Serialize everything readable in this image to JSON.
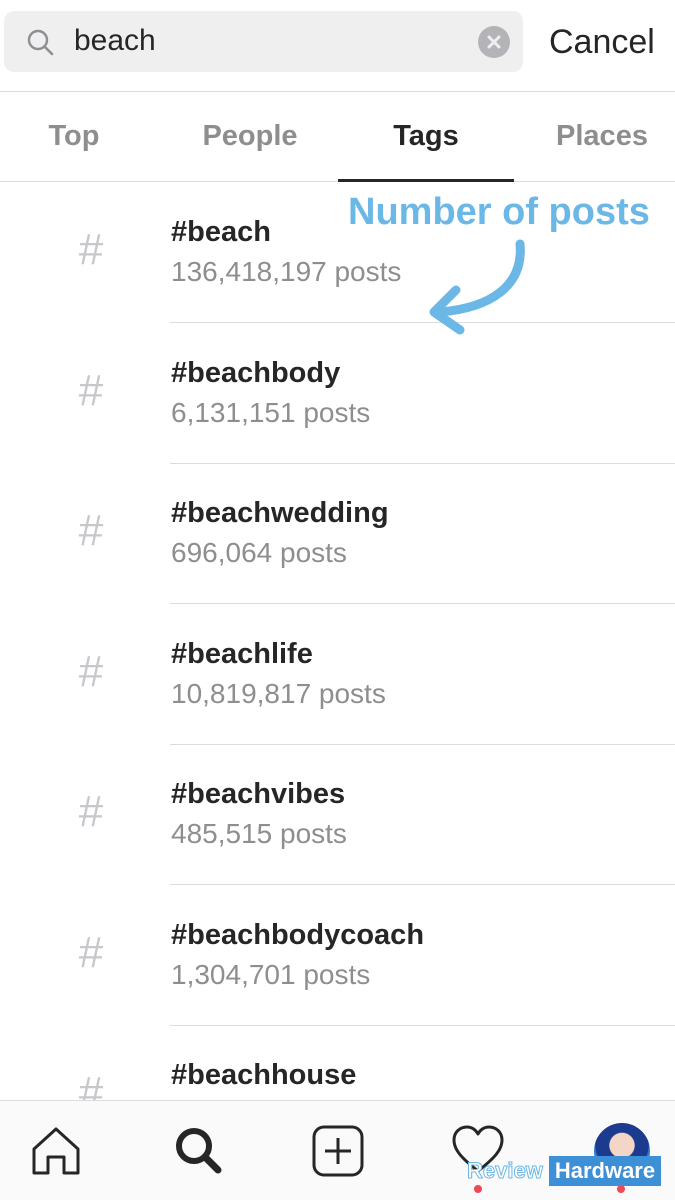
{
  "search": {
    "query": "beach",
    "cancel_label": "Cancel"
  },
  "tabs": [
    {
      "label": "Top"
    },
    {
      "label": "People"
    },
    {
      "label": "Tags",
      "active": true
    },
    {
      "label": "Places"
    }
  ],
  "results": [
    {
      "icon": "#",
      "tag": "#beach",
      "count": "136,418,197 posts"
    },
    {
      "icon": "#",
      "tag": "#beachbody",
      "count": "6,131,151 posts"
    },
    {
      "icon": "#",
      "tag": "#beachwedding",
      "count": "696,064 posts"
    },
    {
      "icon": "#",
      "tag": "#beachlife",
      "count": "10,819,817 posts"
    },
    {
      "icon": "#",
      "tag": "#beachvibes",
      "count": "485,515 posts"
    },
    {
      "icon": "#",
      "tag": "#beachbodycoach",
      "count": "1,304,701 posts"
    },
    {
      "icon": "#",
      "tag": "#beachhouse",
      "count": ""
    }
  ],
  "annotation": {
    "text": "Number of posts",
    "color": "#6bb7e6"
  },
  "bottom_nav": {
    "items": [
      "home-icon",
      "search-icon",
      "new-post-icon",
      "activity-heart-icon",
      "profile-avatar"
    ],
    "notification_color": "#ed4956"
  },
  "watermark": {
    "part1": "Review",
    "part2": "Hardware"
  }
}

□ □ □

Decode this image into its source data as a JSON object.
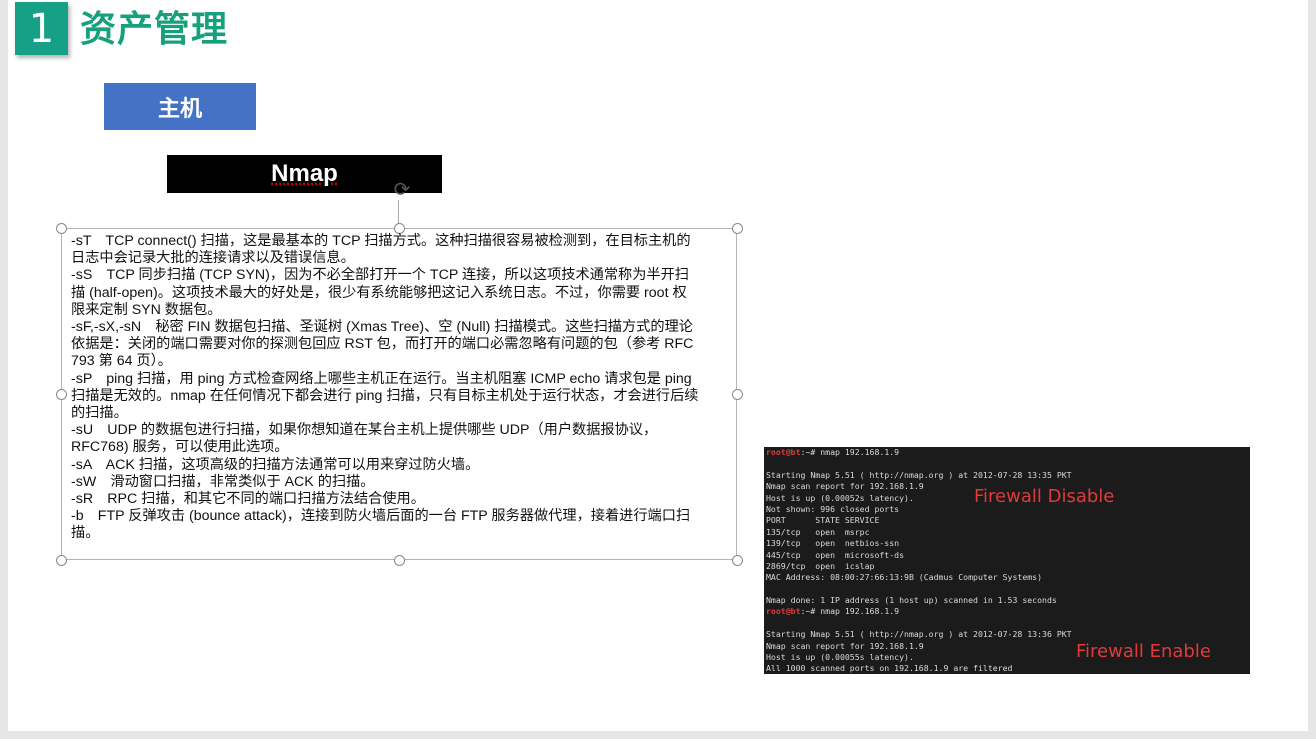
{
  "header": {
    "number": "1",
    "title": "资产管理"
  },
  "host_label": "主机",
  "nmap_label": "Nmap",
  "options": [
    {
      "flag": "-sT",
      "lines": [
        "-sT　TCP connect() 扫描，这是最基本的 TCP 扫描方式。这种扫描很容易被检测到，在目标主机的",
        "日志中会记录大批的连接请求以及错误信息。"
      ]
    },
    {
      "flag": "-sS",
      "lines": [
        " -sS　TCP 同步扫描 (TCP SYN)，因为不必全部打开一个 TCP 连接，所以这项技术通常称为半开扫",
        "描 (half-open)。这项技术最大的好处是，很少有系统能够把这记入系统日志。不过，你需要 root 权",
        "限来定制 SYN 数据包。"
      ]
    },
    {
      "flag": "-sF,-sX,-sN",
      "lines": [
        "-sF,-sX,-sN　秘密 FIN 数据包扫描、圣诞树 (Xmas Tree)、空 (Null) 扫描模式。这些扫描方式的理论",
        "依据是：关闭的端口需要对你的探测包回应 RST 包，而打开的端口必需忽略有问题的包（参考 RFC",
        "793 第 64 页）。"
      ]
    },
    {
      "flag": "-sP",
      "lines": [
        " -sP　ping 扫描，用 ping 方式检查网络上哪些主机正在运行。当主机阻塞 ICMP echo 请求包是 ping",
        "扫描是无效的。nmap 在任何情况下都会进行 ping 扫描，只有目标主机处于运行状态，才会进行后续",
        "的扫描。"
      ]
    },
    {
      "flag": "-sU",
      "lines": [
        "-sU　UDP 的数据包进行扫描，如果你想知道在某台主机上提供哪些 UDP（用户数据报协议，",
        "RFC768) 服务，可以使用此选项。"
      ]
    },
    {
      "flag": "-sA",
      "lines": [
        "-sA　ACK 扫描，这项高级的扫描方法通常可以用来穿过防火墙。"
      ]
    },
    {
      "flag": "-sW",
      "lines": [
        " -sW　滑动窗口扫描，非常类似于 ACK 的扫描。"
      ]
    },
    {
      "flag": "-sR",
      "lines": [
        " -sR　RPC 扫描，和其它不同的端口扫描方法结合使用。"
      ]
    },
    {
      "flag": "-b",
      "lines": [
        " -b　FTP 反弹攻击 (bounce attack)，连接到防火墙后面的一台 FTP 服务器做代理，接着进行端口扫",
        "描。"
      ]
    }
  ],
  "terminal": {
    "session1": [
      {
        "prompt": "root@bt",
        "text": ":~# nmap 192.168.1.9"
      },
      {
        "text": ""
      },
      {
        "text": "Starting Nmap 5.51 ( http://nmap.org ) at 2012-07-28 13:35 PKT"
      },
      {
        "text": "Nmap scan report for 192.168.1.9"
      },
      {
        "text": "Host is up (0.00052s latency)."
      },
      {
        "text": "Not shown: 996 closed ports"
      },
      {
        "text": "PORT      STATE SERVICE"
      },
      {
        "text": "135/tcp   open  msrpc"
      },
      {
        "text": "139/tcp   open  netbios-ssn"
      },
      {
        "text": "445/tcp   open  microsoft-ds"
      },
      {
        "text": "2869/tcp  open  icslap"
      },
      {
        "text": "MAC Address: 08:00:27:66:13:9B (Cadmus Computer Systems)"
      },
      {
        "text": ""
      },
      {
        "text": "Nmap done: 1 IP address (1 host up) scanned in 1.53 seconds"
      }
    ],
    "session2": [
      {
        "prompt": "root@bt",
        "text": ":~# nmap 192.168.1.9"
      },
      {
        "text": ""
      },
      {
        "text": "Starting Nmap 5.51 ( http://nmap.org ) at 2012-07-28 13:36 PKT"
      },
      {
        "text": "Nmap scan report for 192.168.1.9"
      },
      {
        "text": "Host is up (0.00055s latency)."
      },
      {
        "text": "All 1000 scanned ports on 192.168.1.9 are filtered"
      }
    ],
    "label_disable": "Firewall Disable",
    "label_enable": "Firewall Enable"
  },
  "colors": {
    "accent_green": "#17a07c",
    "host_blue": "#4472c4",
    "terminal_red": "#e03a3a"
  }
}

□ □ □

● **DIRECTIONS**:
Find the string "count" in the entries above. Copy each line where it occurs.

● **SOLUTION FOR THIS TASK**:
      "count": "136,418,197 posts"
      "count": "6,131,151 posts"
      "count": "696,064 posts"
      "count": "10,819,817 posts"
      "count": "485,515 posts"
      "count": "1,304,701 posts"
      "count": ""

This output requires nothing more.